At this point we have reviewed specifi c powerful global fundamental forces that help traders understand what moves markets. In recent years global interest rates were at historic low levels to stimulate growth after the fi nancial collapse in Sept 2008. However, interest rates have begun to increase, and the world is entering a period of tightening of rates. The result is the return (it never really left) of one of the most important forces that move currencies: interest rate differentials. These can be considered the jet stream of the currency market!
Any Binary option trader looking to trade the currency pairs offered by Nadex (USD/JPY, USD/CAD, USD/CHF, EUR/USD, EUR/JPY, GBP/JPY, AUD/UST, GPB/USD) must understand how interest rate differentials and expectations move price action. We could write a book about this subject alone. Namely, interest rates and interest rate differences are prime forces that move the currency pairs . Another way to view the interest rate force is to see it as a global jet stream of the money fl ows.In a very basic way, currencies will strengthen if the interest rates of the economy are expected to increase in value.
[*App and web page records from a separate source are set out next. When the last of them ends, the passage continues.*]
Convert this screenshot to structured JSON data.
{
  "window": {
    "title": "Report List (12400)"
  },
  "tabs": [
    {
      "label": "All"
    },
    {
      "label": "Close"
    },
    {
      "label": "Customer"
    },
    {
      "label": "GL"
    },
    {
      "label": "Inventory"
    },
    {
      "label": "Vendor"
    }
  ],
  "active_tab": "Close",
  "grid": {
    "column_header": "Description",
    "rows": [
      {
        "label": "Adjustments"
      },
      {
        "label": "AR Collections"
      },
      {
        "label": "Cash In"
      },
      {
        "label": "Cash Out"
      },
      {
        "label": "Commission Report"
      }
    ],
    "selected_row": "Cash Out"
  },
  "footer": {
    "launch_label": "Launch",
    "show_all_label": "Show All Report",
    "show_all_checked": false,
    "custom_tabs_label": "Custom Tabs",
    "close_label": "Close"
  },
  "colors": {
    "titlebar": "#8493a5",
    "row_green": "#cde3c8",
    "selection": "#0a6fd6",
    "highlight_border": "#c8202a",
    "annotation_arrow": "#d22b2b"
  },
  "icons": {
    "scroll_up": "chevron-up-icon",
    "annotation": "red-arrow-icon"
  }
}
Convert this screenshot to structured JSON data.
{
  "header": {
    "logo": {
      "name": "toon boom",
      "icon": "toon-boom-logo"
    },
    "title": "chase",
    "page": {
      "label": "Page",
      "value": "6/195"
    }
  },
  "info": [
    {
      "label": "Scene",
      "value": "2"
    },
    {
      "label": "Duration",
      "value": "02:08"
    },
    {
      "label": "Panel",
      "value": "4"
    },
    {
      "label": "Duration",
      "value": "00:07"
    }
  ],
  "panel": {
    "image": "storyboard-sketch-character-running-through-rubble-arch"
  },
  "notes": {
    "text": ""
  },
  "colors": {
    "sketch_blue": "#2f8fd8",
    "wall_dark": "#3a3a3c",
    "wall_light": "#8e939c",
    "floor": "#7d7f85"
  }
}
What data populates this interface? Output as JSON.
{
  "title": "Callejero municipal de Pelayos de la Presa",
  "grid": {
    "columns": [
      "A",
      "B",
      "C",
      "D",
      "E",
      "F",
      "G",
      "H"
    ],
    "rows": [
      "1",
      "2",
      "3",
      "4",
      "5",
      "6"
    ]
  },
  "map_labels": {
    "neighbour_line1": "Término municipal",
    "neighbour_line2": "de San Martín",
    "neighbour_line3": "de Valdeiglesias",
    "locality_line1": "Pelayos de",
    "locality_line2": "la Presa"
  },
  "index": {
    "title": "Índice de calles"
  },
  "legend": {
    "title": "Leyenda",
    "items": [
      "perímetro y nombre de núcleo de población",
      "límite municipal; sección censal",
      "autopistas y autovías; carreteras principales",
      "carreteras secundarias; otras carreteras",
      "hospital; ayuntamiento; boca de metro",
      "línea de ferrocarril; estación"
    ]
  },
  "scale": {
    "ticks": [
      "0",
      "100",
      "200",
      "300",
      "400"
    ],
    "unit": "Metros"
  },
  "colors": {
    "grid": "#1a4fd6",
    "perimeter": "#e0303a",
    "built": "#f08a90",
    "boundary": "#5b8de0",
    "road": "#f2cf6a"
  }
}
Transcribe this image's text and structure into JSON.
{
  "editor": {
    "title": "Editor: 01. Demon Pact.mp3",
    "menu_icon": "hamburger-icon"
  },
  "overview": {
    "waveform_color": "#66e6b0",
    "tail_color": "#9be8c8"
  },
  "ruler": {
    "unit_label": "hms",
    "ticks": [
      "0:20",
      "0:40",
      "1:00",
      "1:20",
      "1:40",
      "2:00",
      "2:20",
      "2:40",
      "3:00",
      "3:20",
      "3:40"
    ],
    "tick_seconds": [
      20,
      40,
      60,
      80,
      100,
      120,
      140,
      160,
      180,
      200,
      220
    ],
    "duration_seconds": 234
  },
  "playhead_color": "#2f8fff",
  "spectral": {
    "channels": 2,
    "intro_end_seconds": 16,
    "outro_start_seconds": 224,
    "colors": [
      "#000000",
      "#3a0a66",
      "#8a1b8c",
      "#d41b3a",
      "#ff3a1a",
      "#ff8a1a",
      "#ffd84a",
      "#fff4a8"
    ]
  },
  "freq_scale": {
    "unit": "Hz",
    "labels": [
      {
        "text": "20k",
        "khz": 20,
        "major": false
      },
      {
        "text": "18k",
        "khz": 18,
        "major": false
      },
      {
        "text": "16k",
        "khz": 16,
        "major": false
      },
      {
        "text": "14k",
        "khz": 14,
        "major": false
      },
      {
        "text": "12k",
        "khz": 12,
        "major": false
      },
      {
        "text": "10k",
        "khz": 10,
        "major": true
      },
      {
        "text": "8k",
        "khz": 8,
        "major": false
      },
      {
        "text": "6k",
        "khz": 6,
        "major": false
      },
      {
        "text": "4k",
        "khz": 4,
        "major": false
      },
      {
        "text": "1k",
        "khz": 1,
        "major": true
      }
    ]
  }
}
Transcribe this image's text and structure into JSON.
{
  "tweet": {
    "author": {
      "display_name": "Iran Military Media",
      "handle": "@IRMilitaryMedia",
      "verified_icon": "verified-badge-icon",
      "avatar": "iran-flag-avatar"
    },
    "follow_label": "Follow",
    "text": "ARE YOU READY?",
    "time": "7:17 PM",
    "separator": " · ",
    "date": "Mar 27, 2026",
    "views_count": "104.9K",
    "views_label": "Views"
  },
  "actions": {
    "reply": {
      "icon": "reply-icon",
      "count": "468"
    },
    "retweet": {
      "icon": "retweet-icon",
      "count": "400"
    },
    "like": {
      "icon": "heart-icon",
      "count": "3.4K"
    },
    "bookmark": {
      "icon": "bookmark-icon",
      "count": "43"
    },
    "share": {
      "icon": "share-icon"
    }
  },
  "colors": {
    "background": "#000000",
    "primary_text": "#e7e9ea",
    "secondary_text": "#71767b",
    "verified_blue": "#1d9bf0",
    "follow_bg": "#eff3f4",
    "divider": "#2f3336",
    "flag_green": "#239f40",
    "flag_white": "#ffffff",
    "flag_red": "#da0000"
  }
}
They will weaken if the interest rates are expected to decline. Central banks have the role through monetary policy to adjust interest rates to control and minimize infl ation. Higher rates discourage economic activity and are used as a throttle when an economy is perceived to be growing too fast.In currency trading, the value of one currency is always assessed against the value of another currency.
That is why they are called currency pairs. For example, the EUR/USD is a currency pair where the Euro is traded against the U.S. $. For this pair, when the European Central bank increases interest rates, and the U.S. does not, the net effect is bullish for the Euro against the $, because money will tend to be attracted to where it is paid a higher rate.A quick check of the major interest rates associated with the different currencies reveals dramatic differences between some. We can locate the currencies with the lowest interest rates (JPY, CHF, USD), and then locate the currencies with the highest rates (AUD, NZD).
This leads to a strategy called the carry trade. This strategy involves selling low interest rate currencies (or borrowing money to do so) and then buying high interest rate currencies. It is no coincidence that the Aussie is the highest, as it experienced demand for its resources. But going too high is dangerous.If a currency gets very high in value against another currency, it actually slows down the economy of the high priced currency because a higher currency value means exports are less competitive. But it may also trigger a recession.
Ultimately the process is cyclical and self-correcting.ICI is a fund that executes the carry trade strategy. We can see its overall performance has changed when interest rates started declining.If the carry trade comes back as a strategy it would be refl ected in an upward ICI chart. This chart should be monitored if traders are interested in spotting the emergence of better carry trade conditions.